→ **Aim of the task**
Output all the records word for word. Drop the pictures.

Given data START

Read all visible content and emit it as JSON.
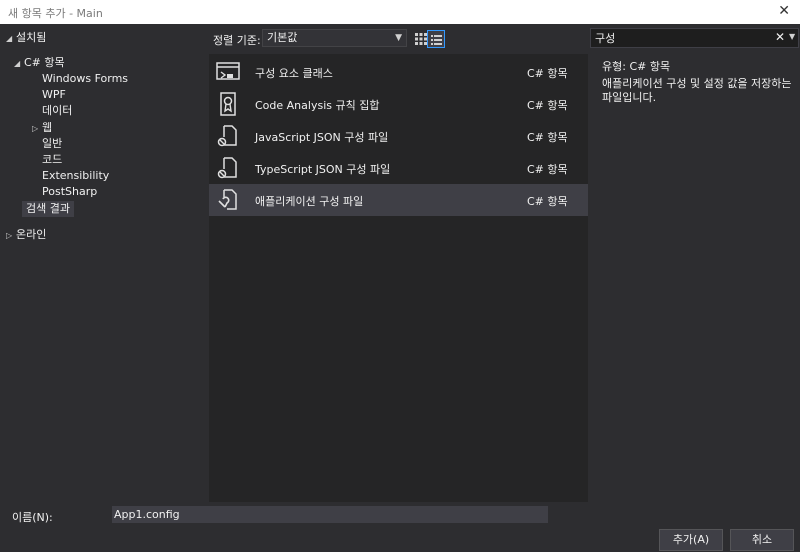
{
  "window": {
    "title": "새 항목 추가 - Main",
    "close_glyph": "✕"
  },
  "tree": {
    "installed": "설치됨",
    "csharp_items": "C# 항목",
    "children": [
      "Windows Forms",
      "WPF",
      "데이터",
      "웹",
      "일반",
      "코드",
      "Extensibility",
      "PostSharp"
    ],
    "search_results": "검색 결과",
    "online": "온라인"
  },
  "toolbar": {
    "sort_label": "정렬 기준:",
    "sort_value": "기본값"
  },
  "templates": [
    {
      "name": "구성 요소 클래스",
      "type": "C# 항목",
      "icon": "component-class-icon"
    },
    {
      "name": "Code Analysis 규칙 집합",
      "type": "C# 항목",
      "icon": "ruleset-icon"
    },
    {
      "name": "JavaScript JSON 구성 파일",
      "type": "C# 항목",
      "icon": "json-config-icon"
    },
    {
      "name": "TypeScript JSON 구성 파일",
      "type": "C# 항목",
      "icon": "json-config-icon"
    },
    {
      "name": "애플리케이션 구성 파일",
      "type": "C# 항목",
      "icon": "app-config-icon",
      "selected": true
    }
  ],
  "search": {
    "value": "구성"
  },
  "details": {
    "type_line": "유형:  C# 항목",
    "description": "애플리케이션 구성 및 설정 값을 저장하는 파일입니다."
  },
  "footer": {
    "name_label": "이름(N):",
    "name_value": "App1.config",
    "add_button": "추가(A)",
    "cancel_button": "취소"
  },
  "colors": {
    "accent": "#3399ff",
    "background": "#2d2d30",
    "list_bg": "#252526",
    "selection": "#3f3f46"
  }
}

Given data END

→ **Exercise result**
Read all visible content and emit it as JSON.
{
  "window": {
    "title": "새 항목 추가 - Main",
    "close_glyph": "✕"
  },
  "tree": {
    "installed": "설치됨",
    "csharp_items": "C# 항목",
    "children": [
      "Windows Forms",
      "WPF",
      "데이터",
      "웹",
      "일반",
      "코드",
      "Extensibility",
      "PostSharp"
    ],
    "search_results": "검색 결과",
    "online": "온라인"
  },
  "toolbar": {
    "sort_label": "정렬 기준:",
    "sort_value": "기본값"
  },
  "templates": [
    {
      "name": "구성 요소 클래스",
      "type": "C# 항목",
      "icon": "component-class-icon"
    },
    {
      "name": "Code Analysis 규칙 집합",
      "type": "C# 항목",
      "icon": "ruleset-icon"
    },
    {
      "name": "JavaScript JSON 구성 파일",
      "type": "C# 항목",
      "icon": "json-config-icon"
    },
    {
      "name": "TypeScript JSON 구성 파일",
      "type": "C# 항목",
      "icon": "json-config-icon"
    },
    {
      "name": "애플리케이션 구성 파일",
      "type": "C# 항목",
      "icon": "app-config-icon",
      "selected": true
    }
  ],
  "search": {
    "value": "구성"
  },
  "details": {
    "type_line": "유형:  C# 항목",
    "description": "애플리케이션 구성 및 설정 값을 저장하는 파일입니다."
  },
  "footer": {
    "name_label": "이름(N):",
    "name_value": "App1.config",
    "add_button": "추가(A)",
    "cancel_button": "취소"
  },
  "colors": {
    "accent": "#3399ff",
    "background": "#2d2d30",
    "list_bg": "#252526",
    "selection": "#3f3f46"
  }
}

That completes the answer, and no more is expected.